Eukaryotic and Prokaryotic Cells
Prokaryotic cells, such as bacteria, have a free-floating chromosome that is usually circular and is not enclosed in a nuclear membrane. Instead, the DNA simply exists in a region of the cell called the nucleoid. Prokaryotic cells only have a small range of organelles, generally only a plasma membrane and ribosomes. Eukaryotic cells, on the other hand, have chromosomes that are enclosed in a true nucleus, and are therefore separated from the cytoplasm by the nuclear membrane. Eukaryotic cells also have a wide range of organelles that perform specialized functions.
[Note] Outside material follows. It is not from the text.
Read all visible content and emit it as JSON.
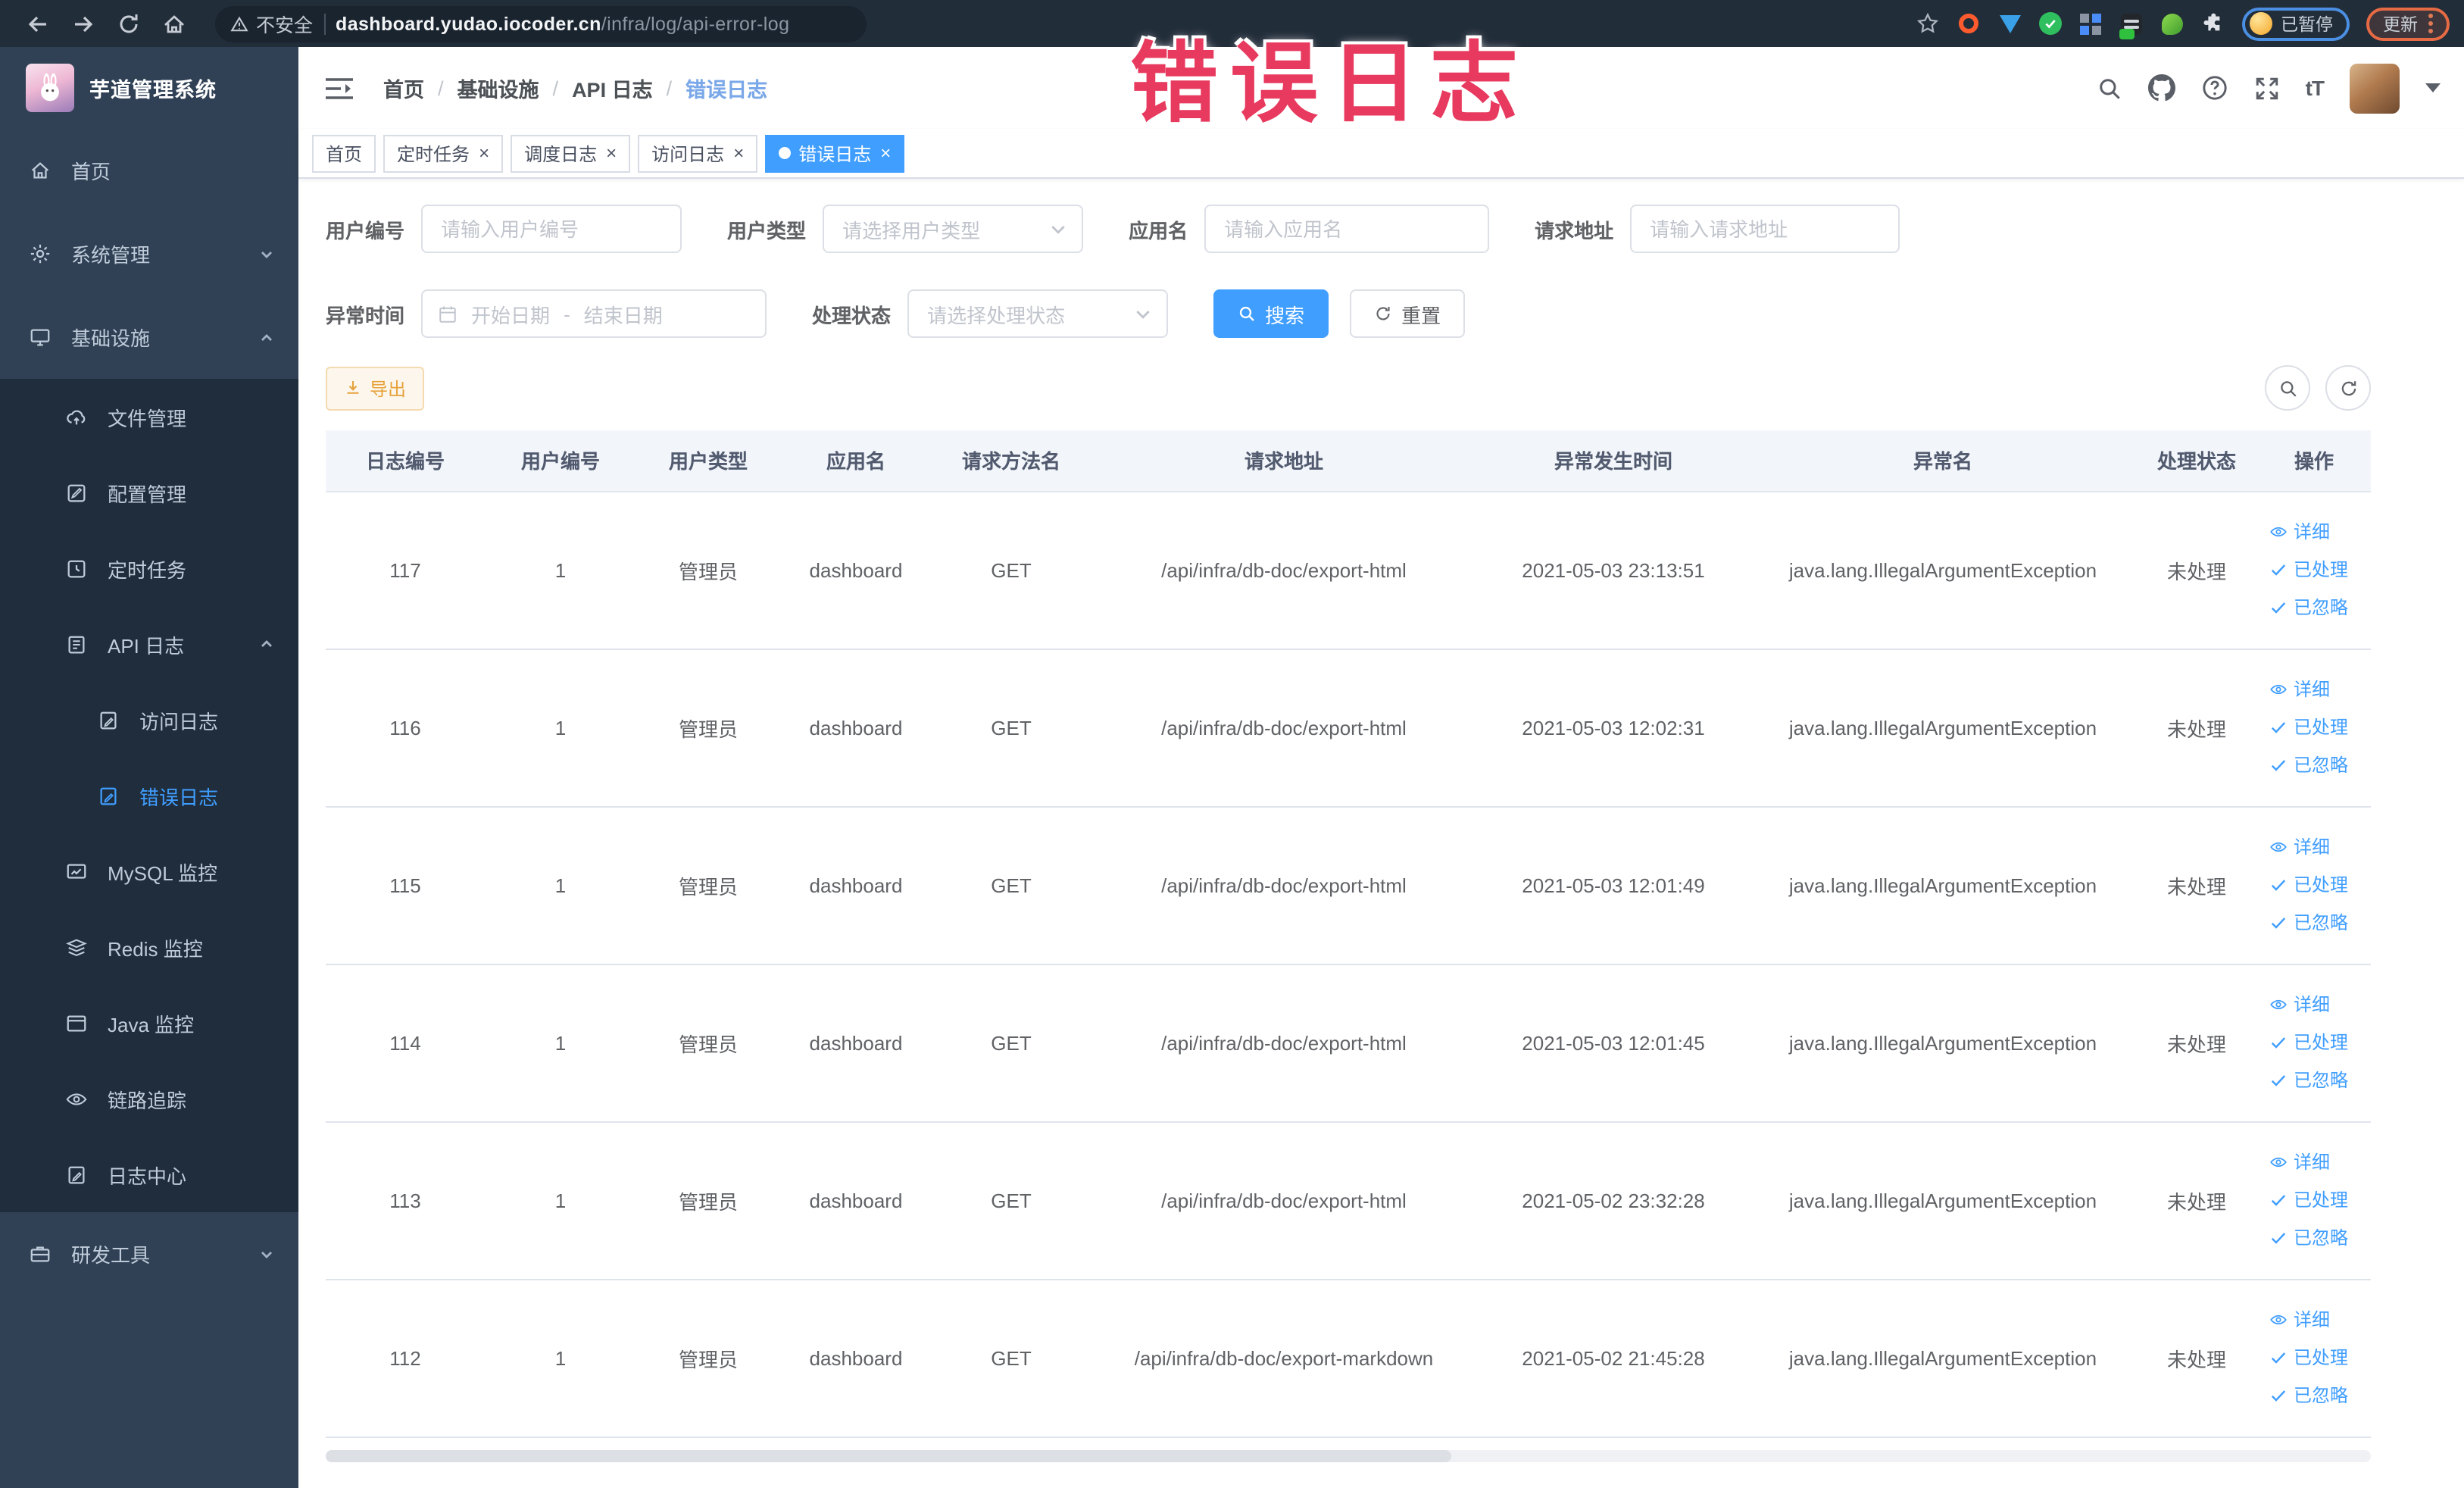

Sources: image from the NCBI Science Primer: What is a Cell?